**WHAT YOU SHOULD DO:** Give back the full data character for character.

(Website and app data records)
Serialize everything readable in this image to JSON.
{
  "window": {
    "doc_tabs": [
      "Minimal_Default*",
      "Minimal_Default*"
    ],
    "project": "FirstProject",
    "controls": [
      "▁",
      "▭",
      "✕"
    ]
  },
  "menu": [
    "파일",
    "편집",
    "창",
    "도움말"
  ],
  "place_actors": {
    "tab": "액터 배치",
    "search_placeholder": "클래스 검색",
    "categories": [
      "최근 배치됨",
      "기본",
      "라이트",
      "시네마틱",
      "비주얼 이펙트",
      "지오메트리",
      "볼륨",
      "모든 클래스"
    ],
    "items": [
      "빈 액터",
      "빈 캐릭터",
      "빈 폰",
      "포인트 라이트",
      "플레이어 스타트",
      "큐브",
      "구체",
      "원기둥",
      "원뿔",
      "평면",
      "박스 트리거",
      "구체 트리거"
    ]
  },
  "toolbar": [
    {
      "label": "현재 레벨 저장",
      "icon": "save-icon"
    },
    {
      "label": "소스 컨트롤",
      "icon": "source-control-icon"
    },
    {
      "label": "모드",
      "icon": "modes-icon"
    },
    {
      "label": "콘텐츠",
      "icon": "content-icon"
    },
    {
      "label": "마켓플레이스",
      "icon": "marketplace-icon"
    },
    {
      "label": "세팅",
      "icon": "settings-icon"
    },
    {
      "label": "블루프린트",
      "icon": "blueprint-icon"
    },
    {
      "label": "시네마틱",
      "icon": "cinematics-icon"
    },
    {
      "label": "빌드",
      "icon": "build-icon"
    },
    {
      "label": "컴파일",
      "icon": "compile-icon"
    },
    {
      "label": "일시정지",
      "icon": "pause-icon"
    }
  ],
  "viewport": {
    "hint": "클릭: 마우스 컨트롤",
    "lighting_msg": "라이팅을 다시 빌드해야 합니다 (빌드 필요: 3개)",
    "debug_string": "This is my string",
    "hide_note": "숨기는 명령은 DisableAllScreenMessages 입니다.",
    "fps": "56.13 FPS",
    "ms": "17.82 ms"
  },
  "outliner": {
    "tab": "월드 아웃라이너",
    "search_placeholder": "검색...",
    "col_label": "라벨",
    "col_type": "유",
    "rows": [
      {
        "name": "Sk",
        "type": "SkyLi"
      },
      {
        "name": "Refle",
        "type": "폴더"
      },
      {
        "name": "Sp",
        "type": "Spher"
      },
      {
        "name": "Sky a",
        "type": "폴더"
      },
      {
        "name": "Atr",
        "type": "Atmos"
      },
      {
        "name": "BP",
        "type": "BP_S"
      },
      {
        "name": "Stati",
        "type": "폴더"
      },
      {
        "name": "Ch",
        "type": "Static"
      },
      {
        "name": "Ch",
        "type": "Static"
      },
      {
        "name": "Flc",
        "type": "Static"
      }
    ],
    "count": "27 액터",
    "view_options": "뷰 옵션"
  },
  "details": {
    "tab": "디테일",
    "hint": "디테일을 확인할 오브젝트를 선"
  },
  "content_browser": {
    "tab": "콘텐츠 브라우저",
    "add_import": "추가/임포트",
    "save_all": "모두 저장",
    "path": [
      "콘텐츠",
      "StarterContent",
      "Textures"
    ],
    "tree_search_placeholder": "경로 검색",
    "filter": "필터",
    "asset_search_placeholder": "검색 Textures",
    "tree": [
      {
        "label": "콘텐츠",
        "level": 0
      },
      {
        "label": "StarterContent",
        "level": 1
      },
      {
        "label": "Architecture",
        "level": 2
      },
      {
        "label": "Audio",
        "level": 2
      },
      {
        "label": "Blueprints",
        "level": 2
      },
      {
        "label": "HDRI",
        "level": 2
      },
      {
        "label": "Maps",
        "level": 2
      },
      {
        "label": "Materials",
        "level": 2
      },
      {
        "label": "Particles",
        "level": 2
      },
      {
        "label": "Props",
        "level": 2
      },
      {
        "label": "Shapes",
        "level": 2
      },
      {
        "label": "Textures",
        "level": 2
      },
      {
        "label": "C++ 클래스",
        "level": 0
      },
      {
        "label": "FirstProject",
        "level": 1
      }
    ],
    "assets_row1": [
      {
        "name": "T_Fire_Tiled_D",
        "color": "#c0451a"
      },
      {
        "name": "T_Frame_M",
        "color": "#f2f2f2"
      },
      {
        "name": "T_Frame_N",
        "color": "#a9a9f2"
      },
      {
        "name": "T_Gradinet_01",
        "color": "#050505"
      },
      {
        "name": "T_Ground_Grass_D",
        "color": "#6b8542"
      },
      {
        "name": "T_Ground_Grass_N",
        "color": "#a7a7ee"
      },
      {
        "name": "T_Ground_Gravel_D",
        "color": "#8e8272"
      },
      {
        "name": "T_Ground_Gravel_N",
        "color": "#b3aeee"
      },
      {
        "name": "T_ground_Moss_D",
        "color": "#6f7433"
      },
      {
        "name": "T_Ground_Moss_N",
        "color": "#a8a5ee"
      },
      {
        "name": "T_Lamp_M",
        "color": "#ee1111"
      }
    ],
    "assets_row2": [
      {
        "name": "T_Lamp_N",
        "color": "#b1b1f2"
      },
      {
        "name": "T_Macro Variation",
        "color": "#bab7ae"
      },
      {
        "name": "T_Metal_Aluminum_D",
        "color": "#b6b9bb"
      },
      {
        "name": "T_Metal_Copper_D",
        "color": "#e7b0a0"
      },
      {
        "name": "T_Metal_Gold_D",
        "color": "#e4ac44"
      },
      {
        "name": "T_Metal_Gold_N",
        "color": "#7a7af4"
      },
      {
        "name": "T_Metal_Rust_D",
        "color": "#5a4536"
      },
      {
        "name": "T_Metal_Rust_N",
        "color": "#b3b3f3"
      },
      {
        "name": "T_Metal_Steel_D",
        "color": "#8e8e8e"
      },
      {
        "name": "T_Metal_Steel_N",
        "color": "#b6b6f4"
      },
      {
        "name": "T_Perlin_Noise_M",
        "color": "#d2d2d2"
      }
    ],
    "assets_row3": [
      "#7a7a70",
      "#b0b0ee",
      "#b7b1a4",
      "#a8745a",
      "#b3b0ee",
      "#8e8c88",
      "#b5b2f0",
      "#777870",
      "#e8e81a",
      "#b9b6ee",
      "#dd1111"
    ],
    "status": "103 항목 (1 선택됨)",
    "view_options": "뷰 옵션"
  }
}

**TASK OUTPUT:**
Serialize everything readable in this image to JSON.
{
  "window": {
    "doc_tabs": [
      "Minimal_Default*",
      "Minimal_Default*"
    ],
    "project": "FirstProject",
    "controls": [
      "▁",
      "▭",
      "✕"
    ]
  },
  "menu": [
    "파일",
    "편집",
    "창",
    "도움말"
  ],
  "place_actors": {
    "tab": "액터 배치",
    "search_placeholder": "클래스 검색",
    "categories": [
      "최근 배치됨",
      "기본",
      "라이트",
      "시네마틱",
      "비주얼 이펙트",
      "지오메트리",
      "볼륨",
      "모든 클래스"
    ],
    "items": [
      "빈 액터",
      "빈 캐릭터",
      "빈 폰",
      "포인트 라이트",
      "플레이어 스타트",
      "큐브",
      "구체",
      "원기둥",
      "원뿔",
      "평면",
      "박스 트리거",
      "구체 트리거"
    ]
  },
  "toolbar": [
    {
      "label": "현재 레벨 저장",
      "icon": "save-icon"
    },
    {
      "label": "소스 컨트롤",
      "icon": "source-control-icon"
    },
    {
      "label": "모드",
      "icon": "modes-icon"
    },
    {
      "label": "콘텐츠",
      "icon": "content-icon"
    },
    {
      "label": "마켓플레이스",
      "icon": "marketplace-icon"
    },
    {
      "label": "세팅",
      "icon": "settings-icon"
    },
    {
      "label": "블루프린트",
      "icon": "blueprint-icon"
    },
    {
      "label": "시네마틱",
      "icon": "cinematics-icon"
    },
    {
      "label": "빌드",
      "icon": "build-icon"
    },
    {
      "label": "컴파일",
      "icon": "compile-icon"
    },
    {
      "label": "일시정지",
      "icon": "pause-icon"
    }
  ],
  "viewport": {
    "hint": "클릭: 마우스 컨트롤",
    "lighting_msg": "라이팅을 다시 빌드해야 합니다 (빌드 필요: 3개)",
    "debug_string": "This is my string",
    "hide_note": "숨기는 명령은 DisableAllScreenMessages 입니다.",
    "fps": "56.13 FPS",
    "ms": "17.82 ms"
  },
  "outliner": {
    "tab": "월드 아웃라이너",
    "search_placeholder": "검색...",
    "col_label": "라벨",
    "col_type": "유",
    "rows": [
      {
        "name": "Sk",
        "type": "SkyLi"
      },
      {
        "name": "Refle",
        "type": "폴더"
      },
      {
        "name": "Sp",
        "type": "Spher"
      },
      {
        "name": "Sky a",
        "type": "폴더"
      },
      {
        "name": "Atr",
        "type": "Atmos"
      },
      {
        "name": "BP",
        "type": "BP_S"
      },
      {
        "name": "Stati",
        "type": "폴더"
      },
      {
        "name": "Ch",
        "type": "Static"
      },
      {
        "name": "Ch",
        "type": "Static"
      },
      {
        "name": "Flc",
        "type": "Static"
      }
    ],
    "count": "27 액터",
    "view_options": "뷰 옵션"
  },
  "details": {
    "tab": "디테일",
    "hint": "디테일을 확인할 오브젝트를 선"
  },
  "content_browser": {
    "tab": "콘텐츠 브라우저",
    "add_import": "추가/임포트",
    "save_all": "모두 저장",
    "path": [
      "콘텐츠",
      "StarterContent",
      "Textures"
    ],
    "tree_search_placeholder": "경로 검색",
    "filter": "필터",
    "asset_search_placeholder": "검색 Textures",
    "tree": [
      {
        "label": "콘텐츠",
        "level": 0
      },
      {
        "label": "StarterContent",
        "level": 1
      },
      {
        "label": "Architecture",
        "level": 2
      },
      {
        "label": "Audio",
        "level": 2
      },
      {
        "label": "Blueprints",
        "level": 2
      },
      {
        "label": "HDRI",
        "level": 2
      },
      {
        "label": "Maps",
        "level": 2
      },
      {
        "label": "Materials",
        "level": 2
      },
      {
        "label": "Particles",
        "level": 2
      },
      {
        "label": "Props",
        "level": 2
      },
      {
        "label": "Shapes",
        "level": 2
      },
      {
        "label": "Textures",
        "level": 2
      },
      {
        "label": "C++ 클래스",
        "level": 0
      },
      {
        "label": "FirstProject",
        "level": 1
      }
    ],
    "assets_row1": [
      {
        "name": "T_Fire_Tiled_D",
        "color": "#c0451a"
      },
      {
        "name": "T_Frame_M",
        "color": "#f2f2f2"
      },
      {
        "name": "T_Frame_N",
        "color": "#a9a9f2"
      },
      {
        "name": "T_Gradinet_01",
        "color": "#050505"
      },
      {
        "name": "T_Ground_Grass_D",
        "color": "#6b8542"
      },
      {
        "name": "T_Ground_Grass_N",
        "color": "#a7a7ee"
      },
      {
        "name": "T_Ground_Gravel_D",
        "color": "#8e8272"
      },
      {
        "name": "T_Ground_Gravel_N",
        "color": "#b3aeee"
      },
      {
        "name": "T_ground_Moss_D",
        "color": "#6f7433"
      },
      {
        "name": "T_Ground_Moss_N",
        "color": "#a8a5ee"
      },
      {
        "name": "T_Lamp_M",
        "color": "#ee1111"
      }
    ],
    "assets_row2": [
      {
        "name": "T_Lamp_N",
        "color": "#b1b1f2"
      },
      {
        "name": "T_Macro Variation",
        "color": "#bab7ae"
      },
      {
        "name": "T_Metal_Aluminum_D",
        "color": "#b6b9bb"
      },
      {
        "name": "T_Metal_Copper_D",
        "color": "#e7b0a0"
      },
      {
        "name": "T_Metal_Gold_D",
        "color": "#e4ac44"
      },
      {
        "name": "T_Metal_Gold_N",
        "color": "#7a7af4"
      },
      {
        "name": "T_Metal_Rust_D",
        "color": "#5a4536"
      },
      {
        "name": "T_Metal_Rust_N",
        "color": "#b3b3f3"
      },
      {
        "name": "T_Metal_Steel_D",
        "color": "#8e8e8e"
      },
      {
        "name": "T_Metal_Steel_N",
        "color": "#b6b6f4"
      },
      {
        "name": "T_Perlin_Noise_M",
        "color": "#d2d2d2"
      }
    ],
    "assets_row3": [
      "#7a7a70",
      "#b0b0ee",
      "#b7b1a4",
      "#a8745a",
      "#b3b0ee",
      "#8e8c88",
      "#b5b2f0",
      "#777870",
      "#e8e81a",
      "#b9b6ee",
      "#dd1111"
    ],
    "status": "103 항목 (1 선택됨)",
    "view_options": "뷰 옵션"
  }
}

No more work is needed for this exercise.